After a short break, we were back racing, this time in Birmingham! Again we took the students through all the theory, building models and then getting ready to race!
Below we’ve got some photos and videos of the cars racing at the Birmingham AI Camp:
Some Pictures of AI Camp Birmingham
After challenging the students to try to beat the great times in Belfast, they didn’t let us down, we got a blazingly fast time of 8.72 seconds. It was the fastest the AWS staff had seen in person, never mind placing in London as the Belfast model would’ve, they said that time would’ve won.
Both sets of campers really enjoyed the events and got super competitive with it all, they all went to complete the rest of AI Camp and its hackathon. But after running both sessions we learnt some lessons for competing with our own models in future!
Tips & Tricks
So from running both camps and speaking to the team we definitely got some tips we want to pass on to you; This first once might seem obvious for someone who’s used to machine learning concepts, but you need to build your models to generalise — be wary of convergence;
Training time is an important thing to keep in mind with convergence, training for a maximum of 8 hours, cloning it, and running it again doesn’t normally lead to an effective model. Typically you see much more success with smaller training increments of 1–2 hours before cloning and tweaking the hyperparameters.
Next up is analysis; the DeepRacer console is useful but digging deeper into the training and evaluation logs is where you can start to see exact points causing you problems and start shaving vital seconds off your lap times.
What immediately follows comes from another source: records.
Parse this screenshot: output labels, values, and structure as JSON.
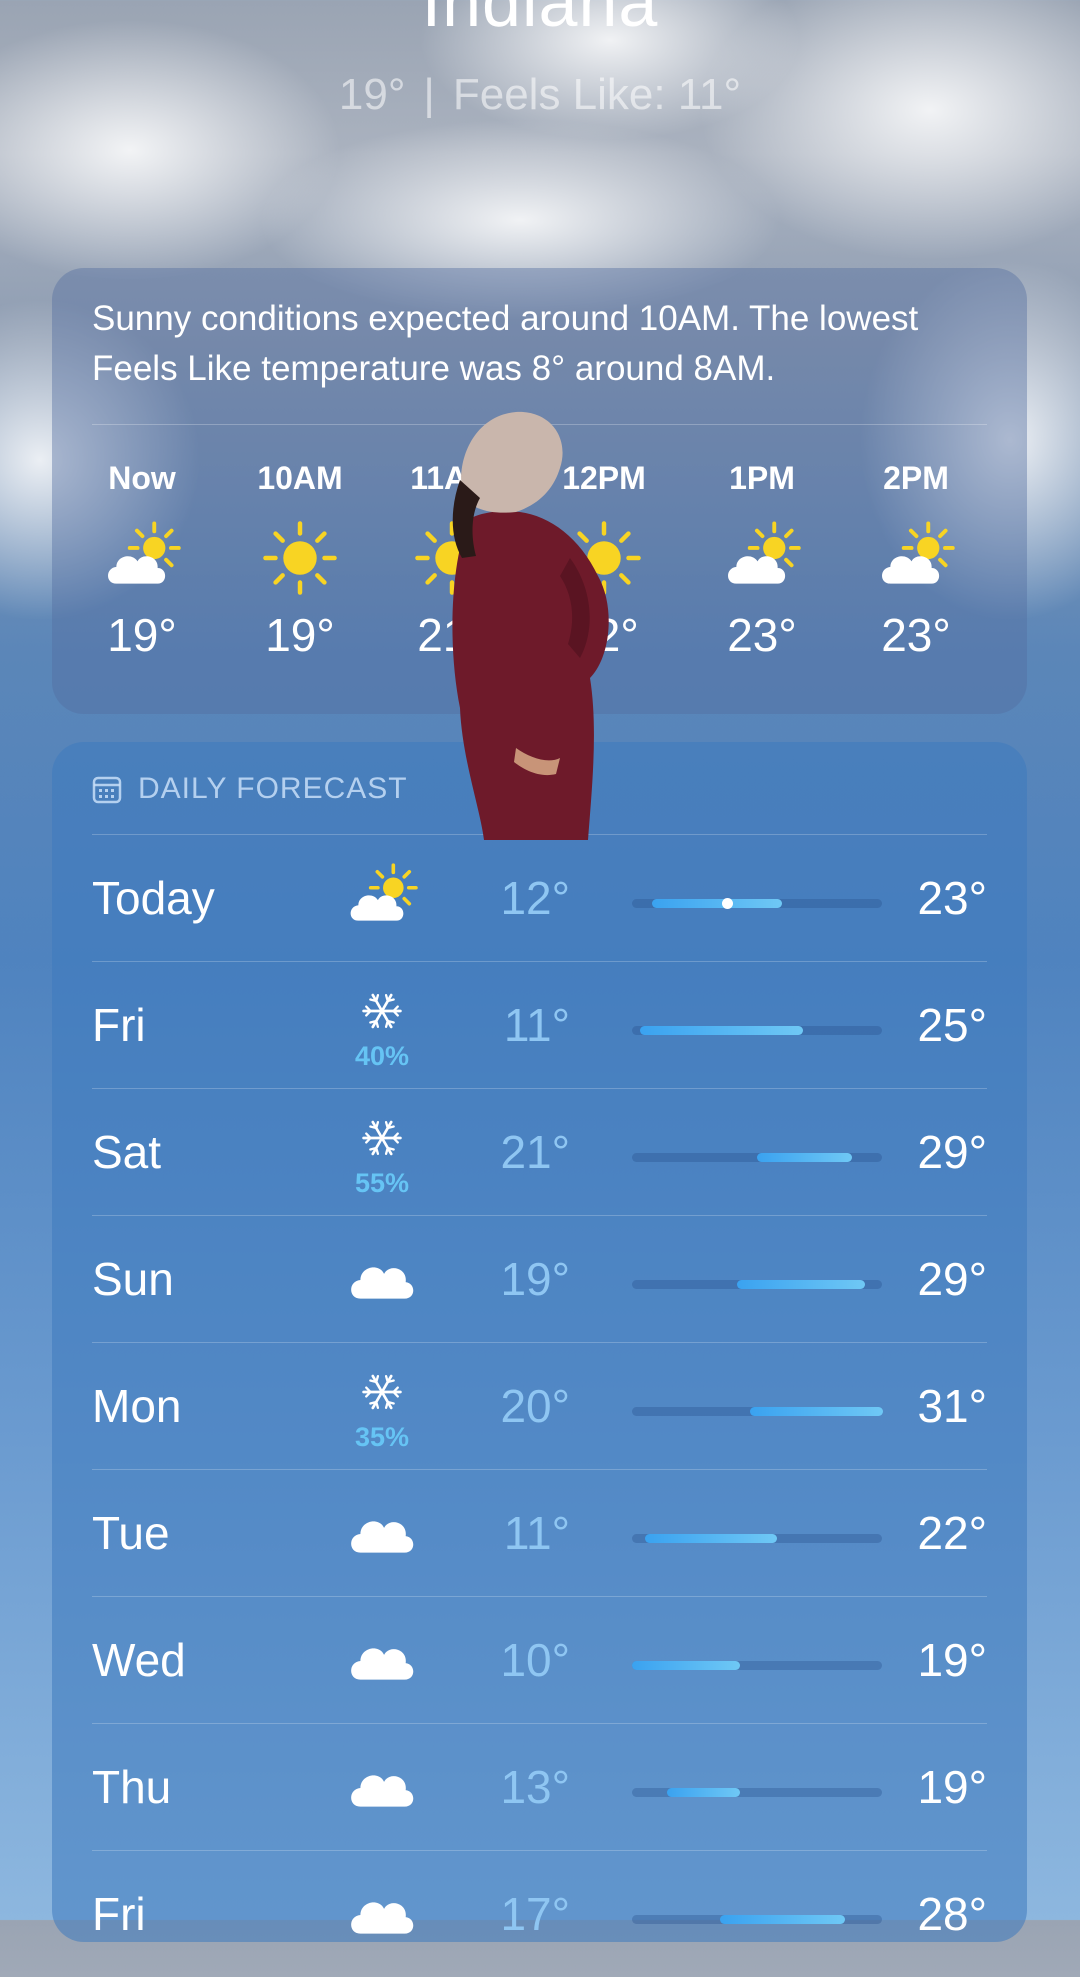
{
  "location": {
    "city": "Indiana",
    "current_temp": "19°",
    "feels_like": "Feels Like: 11°"
  },
  "hourly": {
    "summary": "Sunny conditions expected around 10AM. The lowest Feels Like temperature was 8° around 8AM.",
    "hours": [
      {
        "time": "Now",
        "icon": "partly-sunny-icon",
        "temp": "19°"
      },
      {
        "time": "10AM",
        "icon": "sun-icon",
        "temp": "19°"
      },
      {
        "time": "11AM",
        "icon": "sun-icon",
        "temp": "21°"
      },
      {
        "time": "12PM",
        "icon": "sun-icon",
        "temp": "22°"
      },
      {
        "time": "1PM",
        "icon": "partly-sunny-icon",
        "temp": "23°"
      },
      {
        "time": "2PM",
        "icon": "partly-sunny-icon",
        "temp": "23°"
      }
    ]
  },
  "daily": {
    "title": "DAILY FORECAST",
    "days": [
      {
        "day": "Today",
        "icon": "partly-sunny-icon",
        "precip": "",
        "low": "12°",
        "high": "23°",
        "bar_start": 0.08,
        "bar_end": 0.6,
        "current": 0.38
      },
      {
        "day": "Fri",
        "icon": "snowflake-icon",
        "precip": "40%",
        "low": "11°",
        "high": "25°",
        "bar_start": 0.03,
        "bar_end": 0.68
      },
      {
        "day": "Sat",
        "icon": "snowflake-icon",
        "precip": "55%",
        "low": "21°",
        "high": "29°",
        "bar_start": 0.5,
        "bar_end": 0.88
      },
      {
        "day": "Sun",
        "icon": "cloud-icon",
        "precip": "",
        "low": "19°",
        "high": "29°",
        "bar_start": 0.42,
        "bar_end": 0.93
      },
      {
        "day": "Mon",
        "icon": "snowflake-icon",
        "precip": "35%",
        "low": "20°",
        "high": "31°",
        "bar_start": 0.47,
        "bar_end": 1.0
      },
      {
        "day": "Tue",
        "icon": "cloud-icon",
        "precip": "",
        "low": "11°",
        "high": "22°",
        "bar_start": 0.05,
        "bar_end": 0.58
      },
      {
        "day": "Wed",
        "icon": "cloud-icon",
        "precip": "",
        "low": "10°",
        "high": "19°",
        "bar_start": 0.0,
        "bar_end": 0.43
      },
      {
        "day": "Thu",
        "icon": "cloud-icon",
        "precip": "",
        "low": "13°",
        "high": "19°",
        "bar_start": 0.14,
        "bar_end": 0.43
      },
      {
        "day": "Fri",
        "icon": "cloud-icon",
        "precip": "",
        "low": "17°",
        "high": "28°",
        "bar_start": 0.35,
        "bar_end": 0.85
      }
    ]
  },
  "colors": {
    "accent": "#66c4f4",
    "sun": "#f8d423",
    "bar": "#4fb4f2"
  }
}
These two GitHub repos, here and here, proved to be extremely useful in building our own models and allowed us really to get ‘under the hood’ of the DeepRacer.
And finally, keep in mind the actual real-world limitations of the car when building your models — these cars have computational limits that the simulator doesn’t. The training simulator can pass far more complex reward functions than the DeepRacer itself can. It’s also worth saying some aspects of the model, i.e. waypoints, just don’t exist in the real world and accuracy in the model evaluation won’t reflect when you try it on the track.
An indispensable resource for taking your models further is the Deep Racer Community, this website and associated Slack group is a gold mine of tips and tricks. It includes topics for everything, including how to train models offline and avoid those large training bills!
We’re going to take everything we learnt to start building our own models before we head back out to the track but for all of you its time to get started.
Here’s the landing page for the AWS DeepRacer Console, there are prizes for the virtual leagues and the community leagues if you can’t make it to an AWS Summit — happy racing!
If you want to read more about some of the work the Applied Innovation team does, check out our Medium publication.
Interested in AI Camp? Find out more and sign up for updates here!